Goblin: a TGC-Envelop-ADC module
What does it look like?
What is it supposed to do?
The aim of this echOmod is to get the signal coming back from a transducer, and to deliver the signal, analogically processed, with all steps accessible to hackers.
With more details, this Goblin board aims at getting a signal, and giving access to key points within the signal processing chain for ultrasound imaging, namely:
- Getting access to a TGC
- Getting the enveloppe of the signal
- Cleaning the signal before feeding in the on-board SPI ADC
All key signals are accessible, and jumpers, as well as pots, enable on-board fine-tuning of the signals. See more details on the testing session, to see the behavior of the board on a oscillo.

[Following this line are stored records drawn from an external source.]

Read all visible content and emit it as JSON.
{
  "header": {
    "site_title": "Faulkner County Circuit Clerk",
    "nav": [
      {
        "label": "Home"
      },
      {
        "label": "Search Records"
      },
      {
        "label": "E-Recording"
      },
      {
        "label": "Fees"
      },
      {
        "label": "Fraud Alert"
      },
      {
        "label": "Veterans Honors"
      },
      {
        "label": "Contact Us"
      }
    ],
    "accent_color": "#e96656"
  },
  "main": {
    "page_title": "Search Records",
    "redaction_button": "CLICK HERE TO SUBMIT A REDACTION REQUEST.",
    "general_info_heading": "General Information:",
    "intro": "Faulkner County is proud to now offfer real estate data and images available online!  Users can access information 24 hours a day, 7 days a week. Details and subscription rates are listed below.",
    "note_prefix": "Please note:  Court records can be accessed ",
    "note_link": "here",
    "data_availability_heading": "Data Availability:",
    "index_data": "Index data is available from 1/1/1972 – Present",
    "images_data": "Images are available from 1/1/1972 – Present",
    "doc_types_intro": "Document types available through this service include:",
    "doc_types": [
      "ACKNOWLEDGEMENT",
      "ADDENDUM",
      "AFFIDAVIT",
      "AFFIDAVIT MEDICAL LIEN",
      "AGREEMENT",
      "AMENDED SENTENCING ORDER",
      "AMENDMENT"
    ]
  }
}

It's also a first try at a SPI ADC. Using a up to 3 Msps one in order to catch only the enveloppe, to be tested with other uC, RPi or BBB. Test have been also done with 6MSps, arduino IDE-compatible, STM32.
How does it work: block diagram

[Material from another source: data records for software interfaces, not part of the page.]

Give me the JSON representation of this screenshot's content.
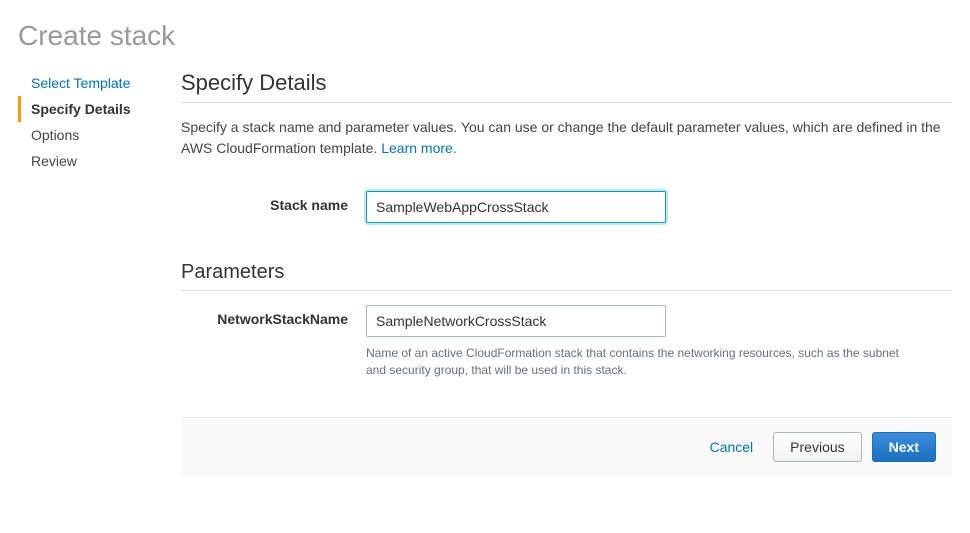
{
  "page": {
    "title": "Create stack"
  },
  "sidebar": {
    "items": [
      {
        "label": "Select Template"
      },
      {
        "label": "Specify Details"
      },
      {
        "label": "Options"
      },
      {
        "label": "Review"
      }
    ]
  },
  "main": {
    "heading": "Specify Details",
    "description_prefix": "Specify a stack name and parameter values. You can use or change the default parameter values, which are defined in the AWS CloudFormation template. ",
    "learn_more": "Learn more.",
    "stack_name": {
      "label": "Stack name",
      "value": "SampleWebAppCrossStack"
    },
    "parameters_heading": "Parameters",
    "network_stack": {
      "label": "NetworkStackName",
      "value": "SampleNetworkCrossStack",
      "help": "Name of an active CloudFormation stack that contains the networking resources, such as the subnet and security group, that will be used in this stack."
    }
  },
  "footer": {
    "cancel": "Cancel",
    "previous": "Previous",
    "next": "Next"
  }
}
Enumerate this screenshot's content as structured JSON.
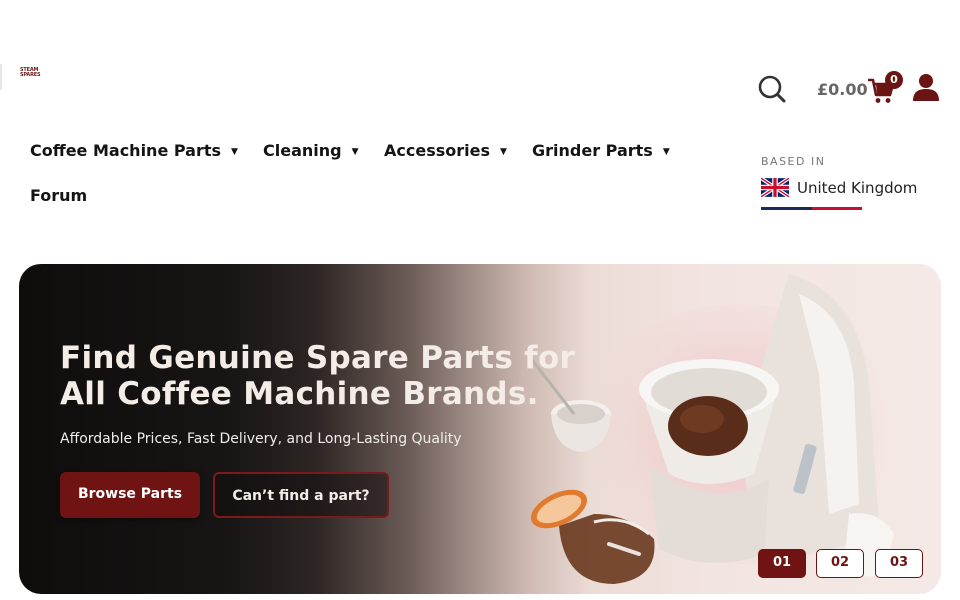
{
  "brand": {
    "logo_line1": "STEAM",
    "logo_line2": "SPARES"
  },
  "header": {
    "search_icon": "search-icon",
    "cart_total": "£0.00",
    "cart_icon": "cart-icon",
    "cart_count": "0",
    "account_icon": "user-icon"
  },
  "nav": {
    "items": [
      {
        "label": "Coffee Machine Parts",
        "has_dropdown": true
      },
      {
        "label": "Cleaning",
        "has_dropdown": true
      },
      {
        "label": "Accessories",
        "has_dropdown": true
      },
      {
        "label": "Grinder Parts",
        "has_dropdown": true
      },
      {
        "label": "Forum",
        "has_dropdown": false
      }
    ]
  },
  "location": {
    "label": "BASED IN",
    "country": "United Kingdom",
    "flag_icon": "uk-flag-icon"
  },
  "hero": {
    "title_line1": "Find Genuine Spare Parts for",
    "title_line2": "All Coffee Machine Brands.",
    "subtitle": "Affordable Prices, Fast Delivery, and Long-Lasting Quality",
    "primary_button": "Browse Parts",
    "secondary_button": "Can’t find a part?",
    "slides": [
      "01",
      "02",
      "03"
    ],
    "active_slide": "01"
  },
  "colors": {
    "accent": "#6f1313",
    "text_dark": "#141414",
    "muted": "#666666"
  }
}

This can be summarized below - all the signals represented are accessible via separate on-board pins:
About the module
- Only needs 5V and 3.3V inputs.
- Energy use is relatively low: at 9V, Tobo, Goblin, and a trinket pro ask for 180mA.
- ADC V_REF is flexible: better resolution in output of the ADC
- E_REF is being removed from the signal output, better than Murgen, where we lost 1.1V from the signal range.
- ADC is http://fr.farnell.com/jst-japan-solderless-terminals/b6b-ph-k-s-lf-sn/embase-entree-sup-6-voies/dp/9492453?MER=sy-me-pd-mi-alte -- what appropriate connector ? http://fr.farnell.com/jst-japan-solderless-terminals/vhr-6n/boitier-connecteur-rcpt-6pos-1/dp/2399220 ?
Cons: what to to make better
- Takes a lot of space because of the modularity. Jumpers and pots could be removed, not to mention SMA.
- The amplifier removing E_REF brings in some noise: a filter could be used there to remove to high frequencies.
- The SMA brings little, but still a noise analysis could be done to assess the difference between routing the signal through a SMA cable or through the pins.
- There are only two layers. A fourth one to connect each pin to the other pin on the same row, as well as a ground plane, could help with the noise.
- Little flexibility from the use of ICs - but sufficient of sorts for our use.
- The ADC is borderline in terms of speed of use. A higher sampling rate could be useful.
- There was a bug with the ADL5511: need to know how it shuts down.
See more details of the acquisition of in/out of the module, using the PRUDAQ Module.
Comparing the signals: amplified signal vs enveloppe detected
The overall signal
Details on the peaks
Constraint and limits
Access to raw data
Data sampled at 10Msps on the PRUDAQ on both channels.
See the Jupyter notebook In-Out.ipynb
Trying with different frequencies
At 3 MHz
Difference between enveloppe and ADC input?
-> the offset is removed, there's also a small gain (x2).
See below: there's an offset at the enveloppe detection (~RMS), which is removed. Enveloppe is 500mV before, comes at 1V+ afterwards.
Before the AOP
After the AOP
Idea for onboard ADC
The AD7273/AD7274 are high speed, low power, 10-/12-bit, single supply ADCs, respectively. The parts can be operated from a 2.35 V to 3.6 V supply. When operated from any supply voltage within this range, the AD7273/AD7274 are capable of throughput rates of 3 MSPS when provided with a 48 MHz clock.
- Check the power consumption
- Testing the in and out signals of the board with the prudaq.
- Specs to write
- Agreeing on the strips
- Check if 5V and 3.3V are stable
- Defining the ICs to use
- Getting schematics
- Send microcircuits to Edgeflex
- Receive the module
- Publish the sources in KiCAD (@Sofian maybe?)
- CANCELLED - Test it with the EMW3165
- Plug it to a RPi0 or BBB or STM32
- Connect the ADC to a RPi0
- Sofian (for preparing the field with Murgen)
- Vlad for his expertise with Altium